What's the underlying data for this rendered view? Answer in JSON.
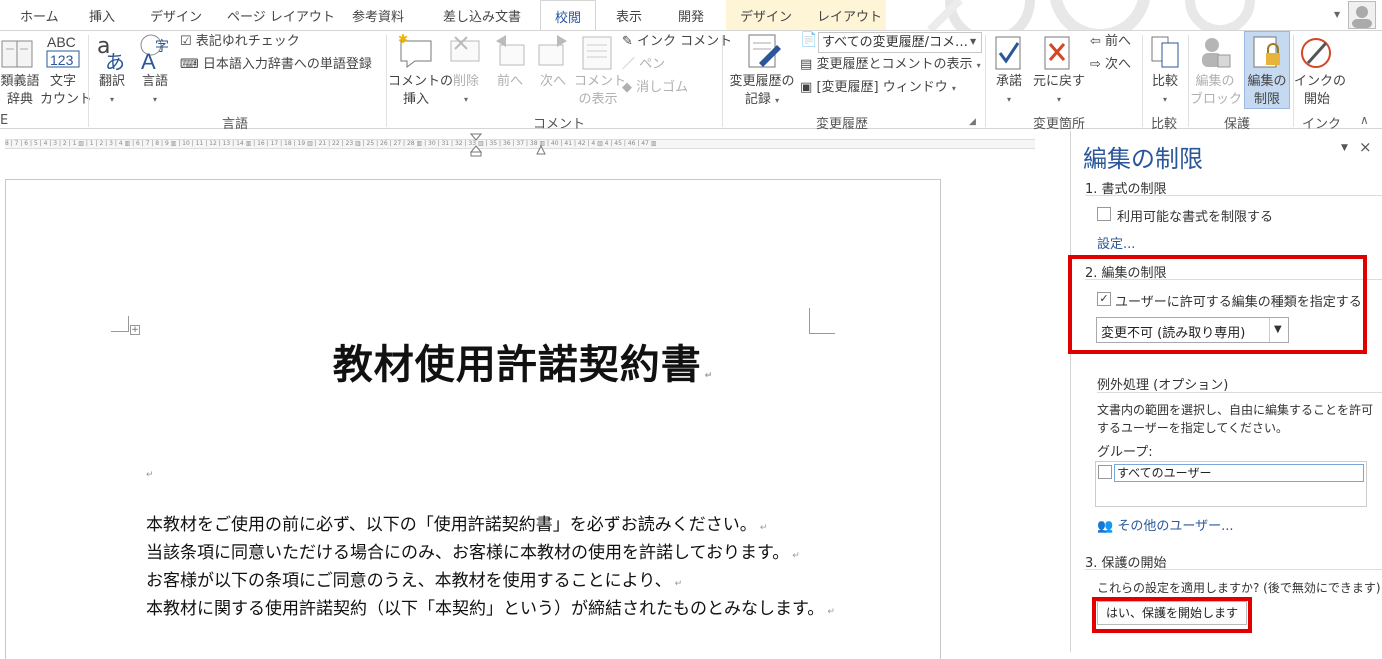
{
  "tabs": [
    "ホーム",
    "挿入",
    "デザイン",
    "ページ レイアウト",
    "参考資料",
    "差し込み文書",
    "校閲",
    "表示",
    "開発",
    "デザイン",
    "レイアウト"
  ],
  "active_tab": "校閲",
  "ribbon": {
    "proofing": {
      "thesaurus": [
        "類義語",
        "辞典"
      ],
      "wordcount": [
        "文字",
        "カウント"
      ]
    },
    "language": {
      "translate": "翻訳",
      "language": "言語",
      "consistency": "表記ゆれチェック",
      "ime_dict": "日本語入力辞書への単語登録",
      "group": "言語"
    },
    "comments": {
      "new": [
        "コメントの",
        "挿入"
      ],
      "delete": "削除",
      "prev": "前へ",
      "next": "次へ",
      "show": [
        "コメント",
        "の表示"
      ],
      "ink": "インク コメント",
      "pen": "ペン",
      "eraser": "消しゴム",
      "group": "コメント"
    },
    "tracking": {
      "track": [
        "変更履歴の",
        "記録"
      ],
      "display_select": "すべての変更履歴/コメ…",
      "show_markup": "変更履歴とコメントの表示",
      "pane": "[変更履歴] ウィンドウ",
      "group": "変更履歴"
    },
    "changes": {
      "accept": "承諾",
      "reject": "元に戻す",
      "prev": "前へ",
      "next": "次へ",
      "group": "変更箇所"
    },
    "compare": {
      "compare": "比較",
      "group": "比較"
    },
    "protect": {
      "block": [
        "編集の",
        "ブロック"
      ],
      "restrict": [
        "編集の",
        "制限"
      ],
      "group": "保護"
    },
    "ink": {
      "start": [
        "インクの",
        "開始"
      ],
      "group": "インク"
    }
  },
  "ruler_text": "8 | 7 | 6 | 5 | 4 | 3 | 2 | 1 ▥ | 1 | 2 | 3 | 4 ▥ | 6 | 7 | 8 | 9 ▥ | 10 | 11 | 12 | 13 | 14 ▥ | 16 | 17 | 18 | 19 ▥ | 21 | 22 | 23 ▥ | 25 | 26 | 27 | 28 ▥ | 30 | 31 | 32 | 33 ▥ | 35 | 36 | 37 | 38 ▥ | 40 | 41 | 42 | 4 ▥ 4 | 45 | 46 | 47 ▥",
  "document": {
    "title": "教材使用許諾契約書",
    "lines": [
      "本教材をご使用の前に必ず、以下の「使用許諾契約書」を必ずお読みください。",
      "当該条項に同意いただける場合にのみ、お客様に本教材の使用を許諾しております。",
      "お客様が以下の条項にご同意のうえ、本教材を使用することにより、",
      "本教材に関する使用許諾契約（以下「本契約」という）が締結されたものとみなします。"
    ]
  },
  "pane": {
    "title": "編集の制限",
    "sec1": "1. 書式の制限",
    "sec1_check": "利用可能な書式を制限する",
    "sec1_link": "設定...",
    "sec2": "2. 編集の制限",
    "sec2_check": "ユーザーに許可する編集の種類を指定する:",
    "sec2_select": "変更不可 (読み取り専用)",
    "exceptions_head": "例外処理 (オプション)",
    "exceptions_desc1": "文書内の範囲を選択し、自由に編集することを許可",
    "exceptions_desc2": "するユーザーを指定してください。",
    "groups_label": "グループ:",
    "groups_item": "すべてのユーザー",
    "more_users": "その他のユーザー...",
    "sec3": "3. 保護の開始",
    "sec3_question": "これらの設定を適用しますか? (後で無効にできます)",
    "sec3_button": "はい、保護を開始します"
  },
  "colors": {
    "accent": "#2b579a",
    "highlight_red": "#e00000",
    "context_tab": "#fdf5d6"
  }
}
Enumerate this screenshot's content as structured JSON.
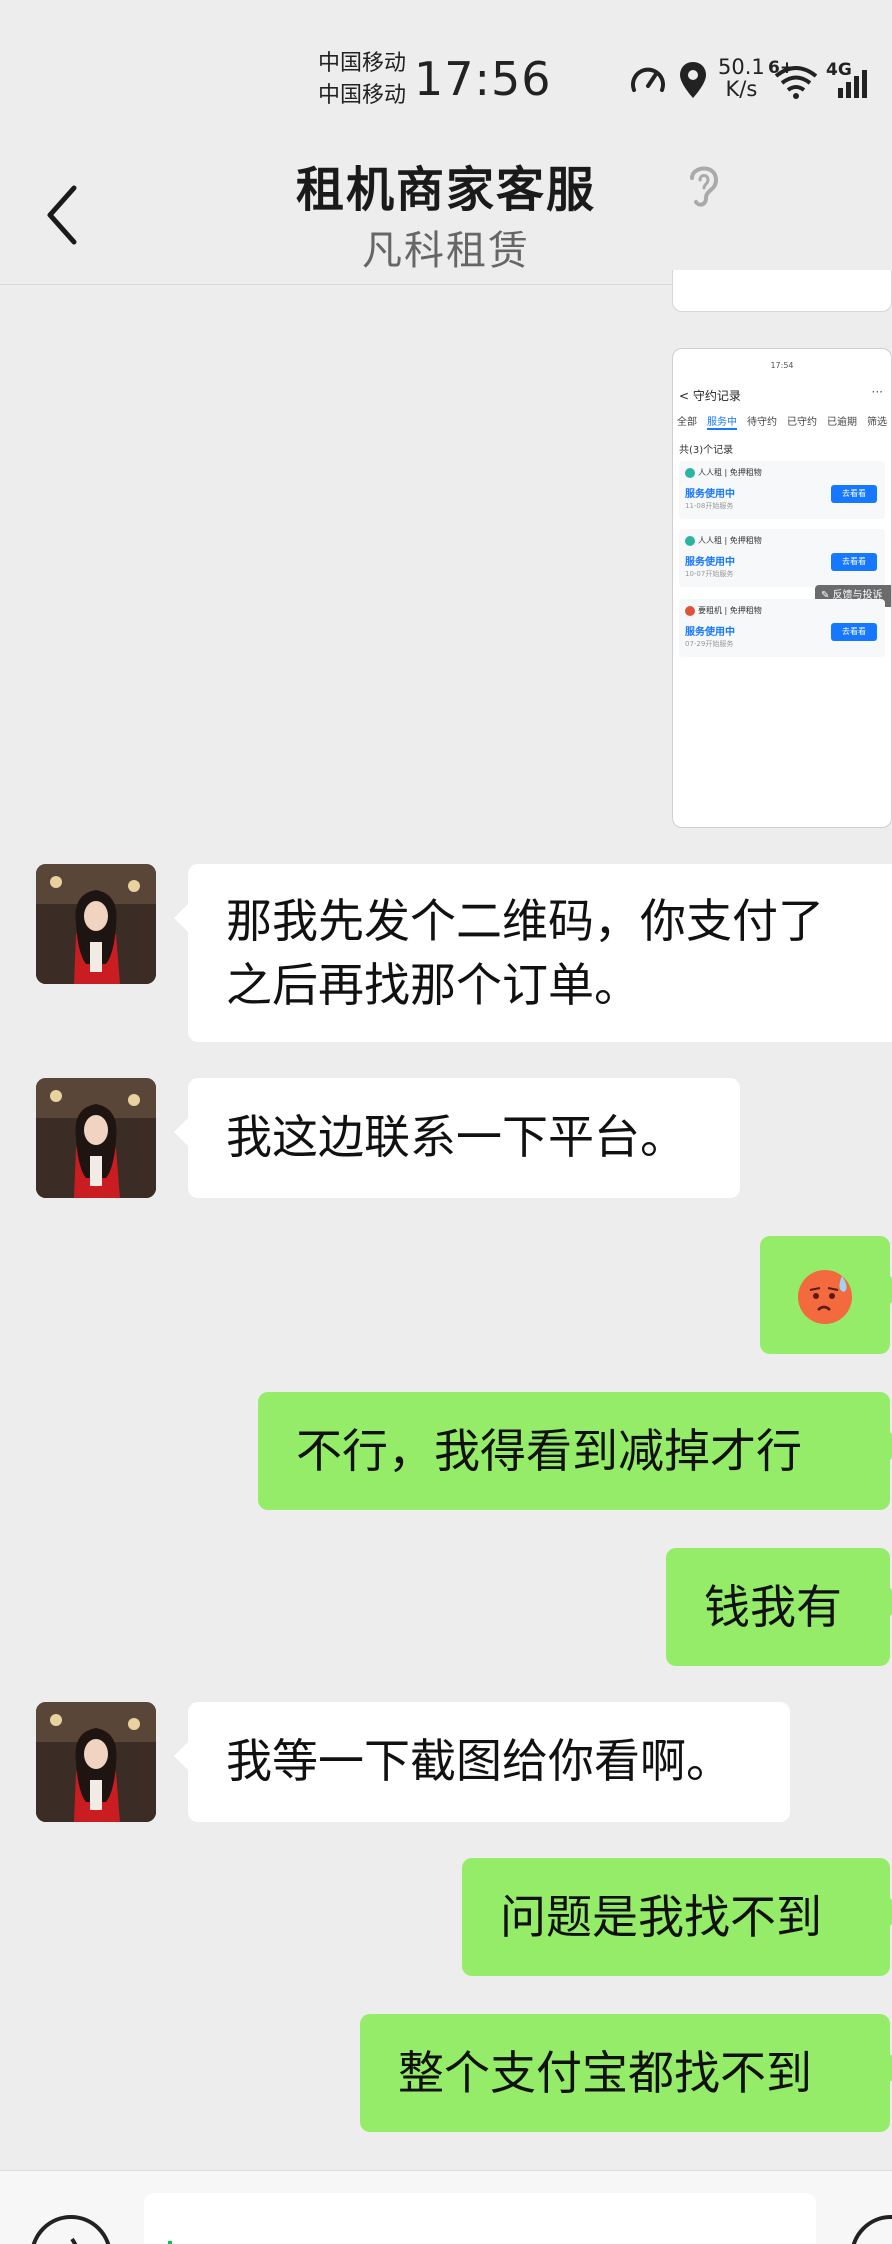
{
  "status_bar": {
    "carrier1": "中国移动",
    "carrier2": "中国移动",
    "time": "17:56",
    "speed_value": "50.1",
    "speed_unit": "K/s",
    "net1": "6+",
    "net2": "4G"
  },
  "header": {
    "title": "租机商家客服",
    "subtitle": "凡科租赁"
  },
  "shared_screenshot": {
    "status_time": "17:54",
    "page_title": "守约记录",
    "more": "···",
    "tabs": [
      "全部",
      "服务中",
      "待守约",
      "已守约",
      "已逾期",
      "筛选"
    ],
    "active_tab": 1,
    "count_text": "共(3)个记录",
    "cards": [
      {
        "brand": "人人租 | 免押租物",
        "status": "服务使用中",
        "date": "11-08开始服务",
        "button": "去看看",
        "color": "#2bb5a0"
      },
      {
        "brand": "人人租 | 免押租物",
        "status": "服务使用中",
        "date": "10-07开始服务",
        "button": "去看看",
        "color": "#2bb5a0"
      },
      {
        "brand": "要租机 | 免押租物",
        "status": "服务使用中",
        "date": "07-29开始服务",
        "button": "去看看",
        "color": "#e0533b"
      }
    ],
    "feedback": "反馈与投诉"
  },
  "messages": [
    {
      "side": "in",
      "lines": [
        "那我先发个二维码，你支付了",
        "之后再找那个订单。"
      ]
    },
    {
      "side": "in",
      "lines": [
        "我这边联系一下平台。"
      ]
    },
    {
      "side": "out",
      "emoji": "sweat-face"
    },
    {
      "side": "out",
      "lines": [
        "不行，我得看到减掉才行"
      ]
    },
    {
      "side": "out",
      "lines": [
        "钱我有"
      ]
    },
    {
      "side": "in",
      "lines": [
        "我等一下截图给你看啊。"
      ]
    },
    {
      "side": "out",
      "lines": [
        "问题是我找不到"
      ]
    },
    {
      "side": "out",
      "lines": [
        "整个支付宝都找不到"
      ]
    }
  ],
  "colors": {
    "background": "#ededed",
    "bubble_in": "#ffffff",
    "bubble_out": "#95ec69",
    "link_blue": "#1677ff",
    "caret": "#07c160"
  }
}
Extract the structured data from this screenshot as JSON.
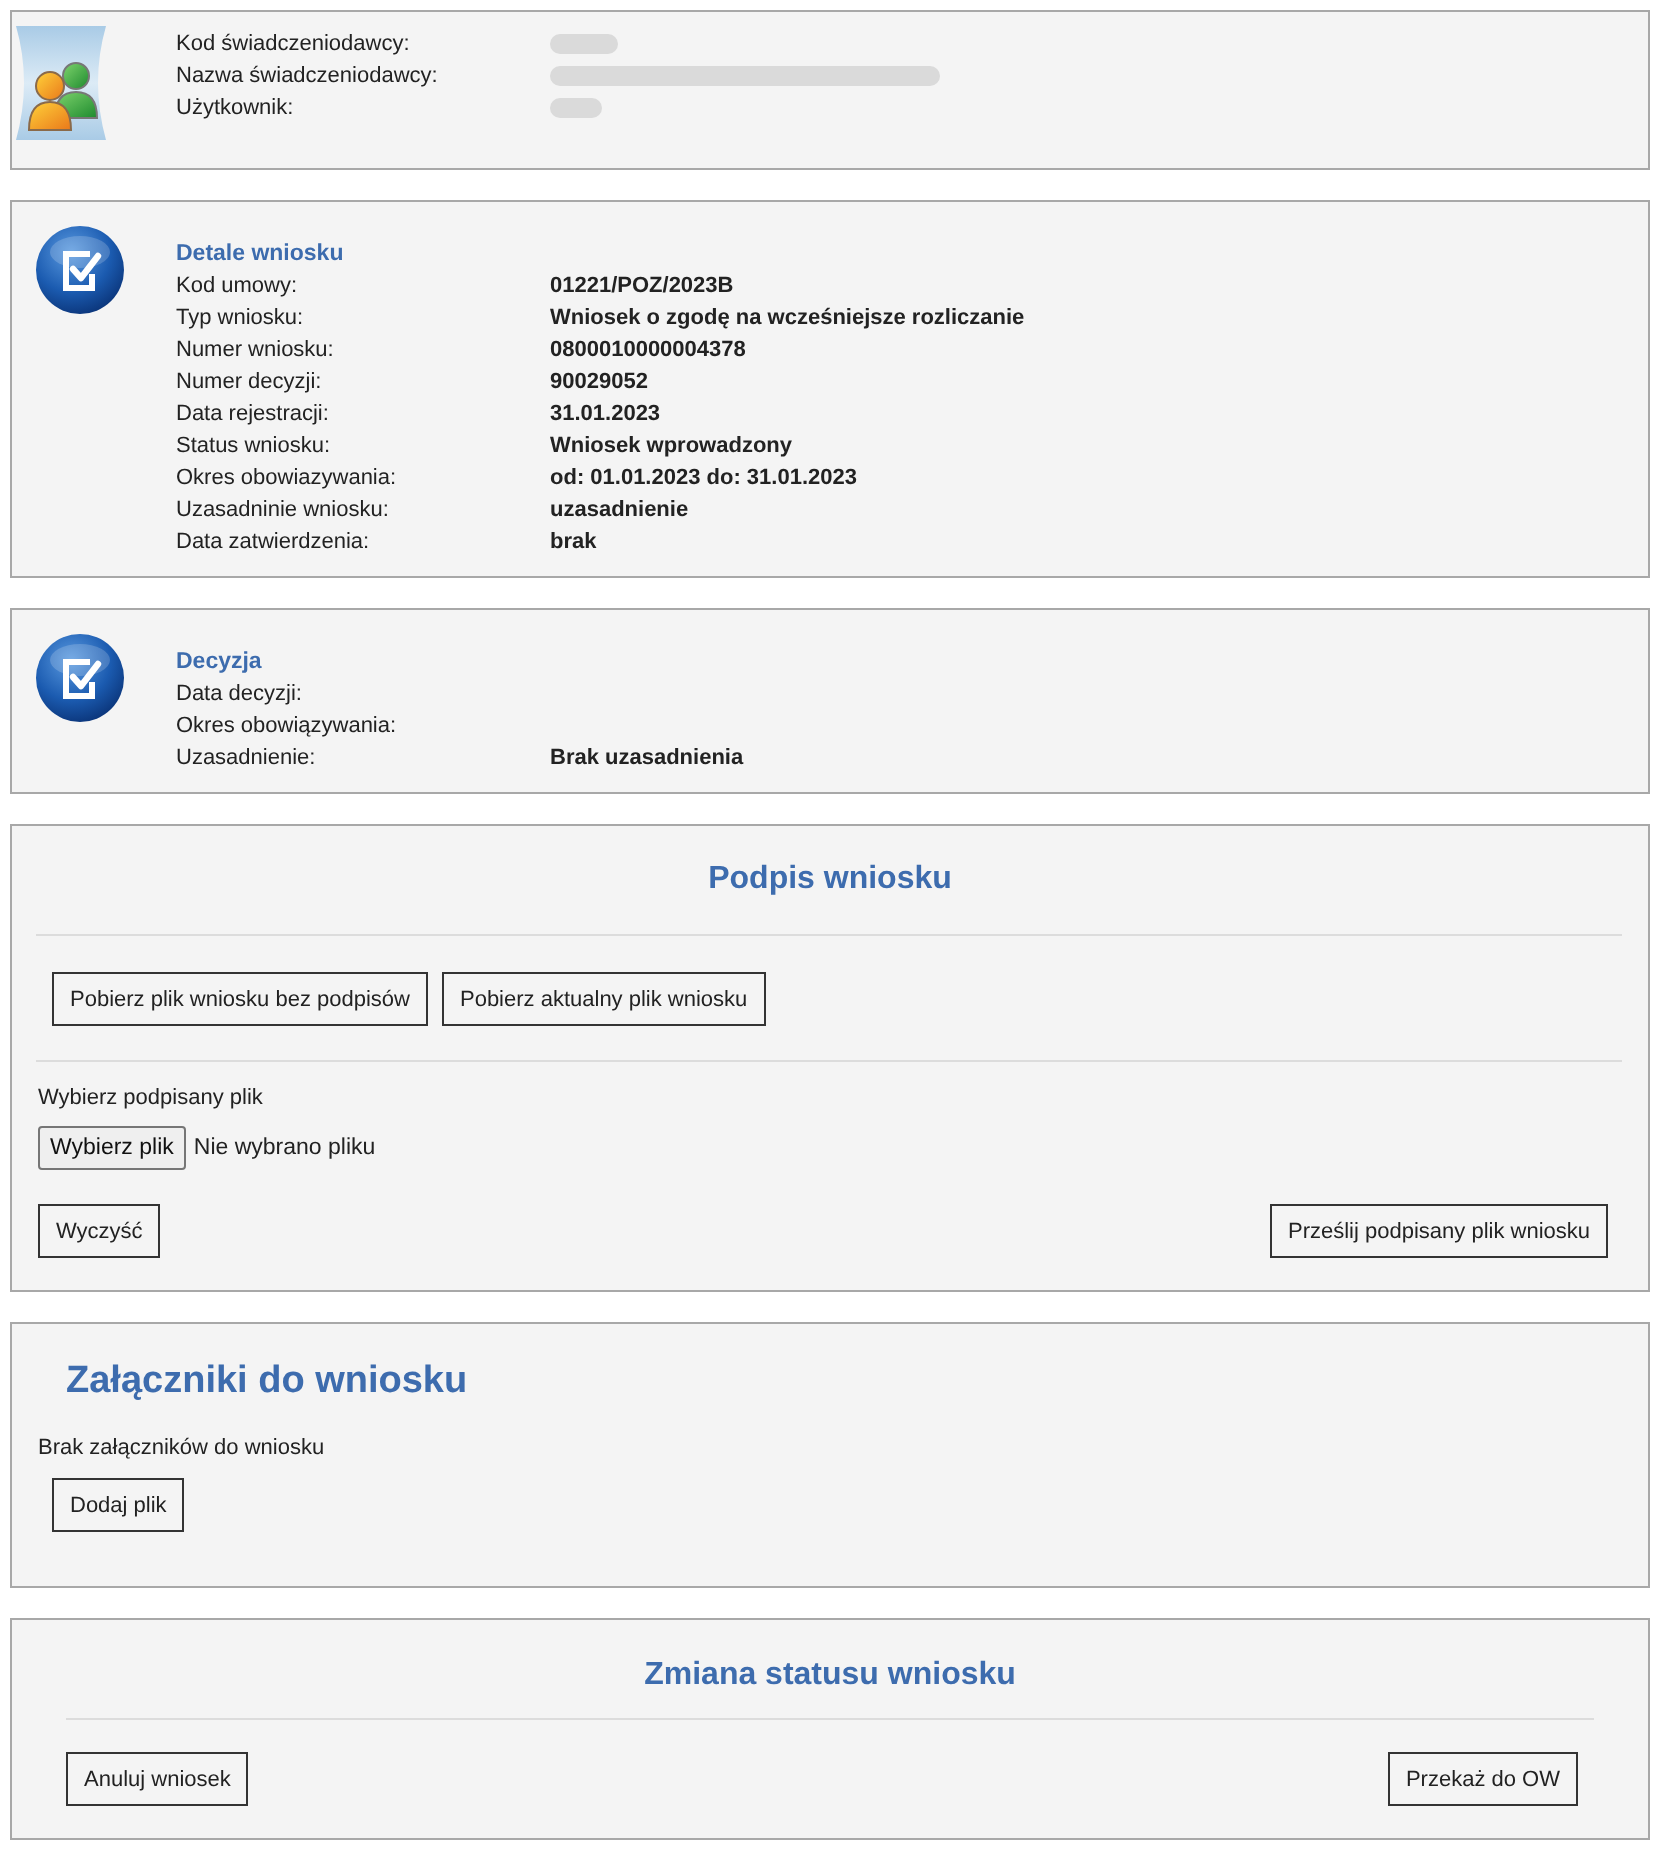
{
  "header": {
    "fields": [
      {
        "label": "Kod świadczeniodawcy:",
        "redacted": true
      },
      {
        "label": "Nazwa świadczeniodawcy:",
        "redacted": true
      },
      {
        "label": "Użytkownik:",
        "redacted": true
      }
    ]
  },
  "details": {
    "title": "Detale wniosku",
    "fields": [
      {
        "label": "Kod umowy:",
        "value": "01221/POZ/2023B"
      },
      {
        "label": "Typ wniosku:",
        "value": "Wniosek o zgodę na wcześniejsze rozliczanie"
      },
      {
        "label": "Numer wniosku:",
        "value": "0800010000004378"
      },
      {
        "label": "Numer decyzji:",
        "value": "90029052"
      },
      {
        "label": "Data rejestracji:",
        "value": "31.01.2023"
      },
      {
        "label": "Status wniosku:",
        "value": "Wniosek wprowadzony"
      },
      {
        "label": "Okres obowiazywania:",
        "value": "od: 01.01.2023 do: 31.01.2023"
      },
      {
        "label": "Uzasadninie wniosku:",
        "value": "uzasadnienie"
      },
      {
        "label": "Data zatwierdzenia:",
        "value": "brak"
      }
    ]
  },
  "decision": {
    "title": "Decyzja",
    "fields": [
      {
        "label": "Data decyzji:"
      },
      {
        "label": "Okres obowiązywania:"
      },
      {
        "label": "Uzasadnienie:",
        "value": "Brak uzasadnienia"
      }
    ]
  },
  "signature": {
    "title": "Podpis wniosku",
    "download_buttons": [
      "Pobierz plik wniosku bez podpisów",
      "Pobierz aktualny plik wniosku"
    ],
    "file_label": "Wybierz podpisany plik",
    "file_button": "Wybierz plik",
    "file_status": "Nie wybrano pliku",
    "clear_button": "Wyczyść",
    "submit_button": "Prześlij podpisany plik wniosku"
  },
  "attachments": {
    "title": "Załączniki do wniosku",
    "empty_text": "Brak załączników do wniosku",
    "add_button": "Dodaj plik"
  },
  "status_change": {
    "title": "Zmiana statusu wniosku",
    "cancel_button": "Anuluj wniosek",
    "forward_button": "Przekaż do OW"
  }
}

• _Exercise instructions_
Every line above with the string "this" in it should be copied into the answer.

• _Expected answer_
What's the underlying data for this rendered view? Answer in JSON.
Enumerate this screenshot's content as structured JSON.
Extract the structured data from this screenshot as JSON.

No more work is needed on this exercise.